Another highlight was John Rex’s public comments. I paraphrase here. He suggests we will need four lines of evidence. Animal models. PK in man. Safety profile. Some clinical data consistent with the above. Stewardship guarantees lack of overuse. If we have no path – we’ll lurch from crisis to crisis. We live this now. We lack drugs for some bugs. If the drug is available we can cautiously improve our understanding of the agent (given the limited data used for approval).
Mike Green asked about “provisional” approvals or conditional approvals – something that, without a surrogate endpoint, the FDA is unable to do under current law. This is a topic we discussed at the pathogen-specific workshop last year. There we suggested that one could return to a product post-market if data warranted it. But we should be clear that the drug would be approved – not conditionally approved. If at post-market follow-up a significant problem was identified, the drug could then be reviewed at another advisory committee and might then required label changes or might even have to be withdrawn. This is obviously a cumbersome way to do this. A change in regulations here would be welcome – but would apparently require legislation – an area where we are currently paralyzed.
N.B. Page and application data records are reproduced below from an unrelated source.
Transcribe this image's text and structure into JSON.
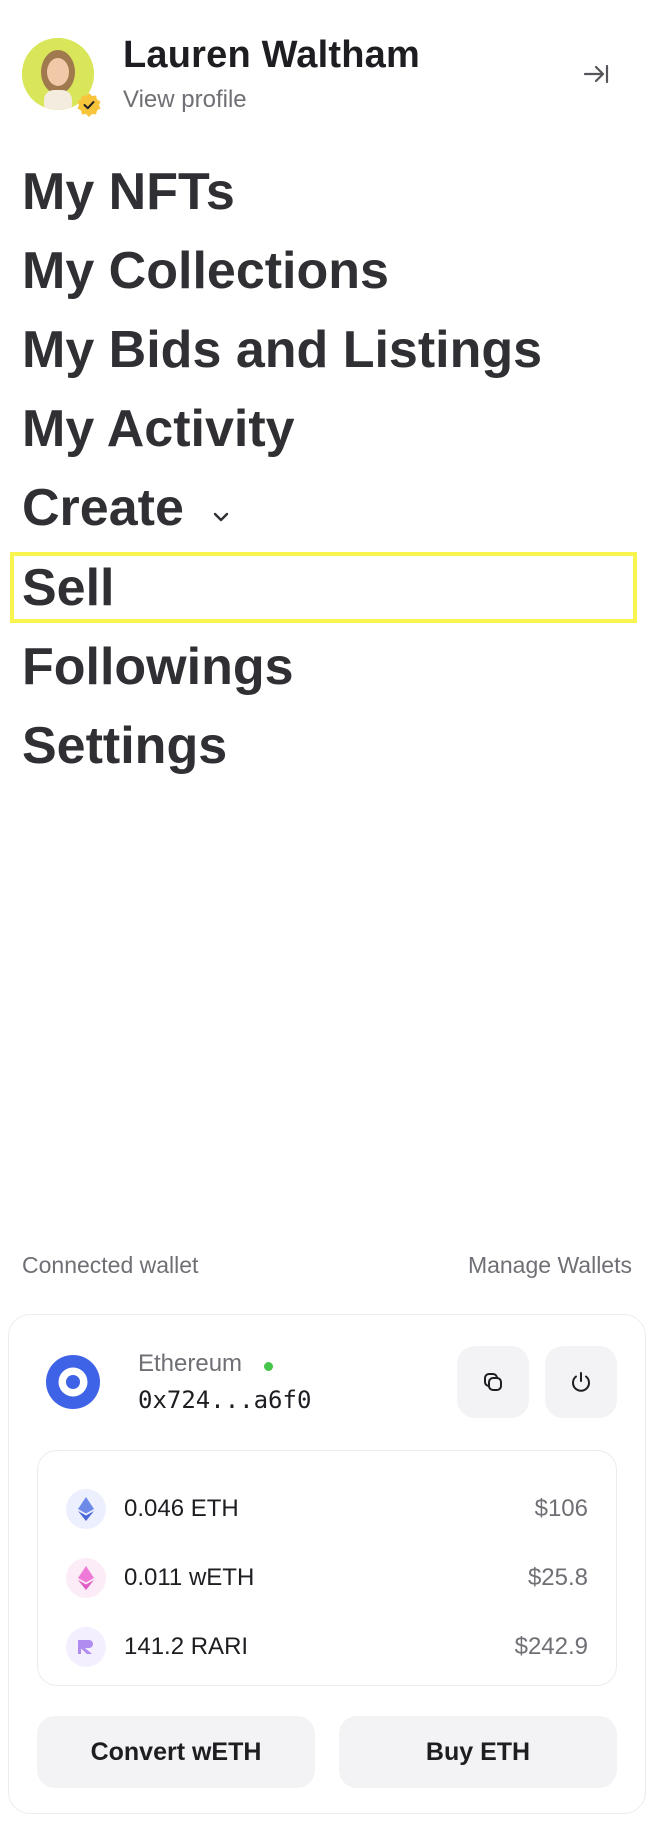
{
  "profile": {
    "name": "Lauren Waltham",
    "view_profile_label": "View profile"
  },
  "nav": {
    "items": [
      {
        "label": "My NFTs"
      },
      {
        "label": "My Collections"
      },
      {
        "label": "My Bids and Listings"
      },
      {
        "label": "My Activity"
      },
      {
        "label": "Create",
        "has_dropdown": true
      },
      {
        "label": "Sell",
        "highlighted": true
      },
      {
        "label": "Followings"
      },
      {
        "label": "Settings"
      }
    ]
  },
  "wallet": {
    "section_label": "Connected wallet",
    "manage_label": "Manage Wallets",
    "chain": "Ethereum",
    "status": "connected",
    "address": "0x724...a6f0",
    "balances": [
      {
        "amount": "0.046 ETH",
        "usd": "$106",
        "icon": "eth-icon"
      },
      {
        "amount": "0.011 wETH",
        "usd": "$25.8",
        "icon": "weth-icon"
      },
      {
        "amount": "141.2 RARI",
        "usd": "$242.9",
        "icon": "rari-icon"
      }
    ],
    "convert_label": "Convert wETH",
    "buy_label": "Buy ETH"
  },
  "colors": {
    "highlight": "#f7f54e",
    "status_online": "#45c64b",
    "chain_blue": "#3f63e6",
    "avatar_bg": "#d9e65a",
    "badge": "#f6c53b"
  }
}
Another issue that arose was the one of diagnostic accuracy – especially in patients with HABP/VABP. This is not like patients with cancer where we have a tissue diagnosis and we can even carry out receptor typing prior to initiating therapy. The problem is that if we enroll patients where our diagnostic accuracy is poor, the “noise” engenders a tendency for all outcomes to be the same. For me, this also raises the problem of mortality as the endpoint for this indication. We believe that 50% of this mortality is unrelated to the infection being studied. This also will drive any trial towards the null. For an NI trial this is good for the sponsor but not for the patient and physician. For a superiority trial, this is not good for the drug and may result in non-approval of an efficacious agent. Jack Bennet emphasized this dilemma for us.
In answer to the questions posed by the FDA, a number of panel members supported the idea of using a clinical trials network. There was general support for non-inferiority trials on the panel in contrast to many of the speakers in the public comment section. Many panel members wanted post-market evaluations to be an important component of the approval of pathogen-specific agents.
In conclusion, the consensus seems to be that we must go here. There was also agreement that this is a tough problem and that the best we can achieve is some kind of “happy medium.” But - “You won’t get a recipe from us.”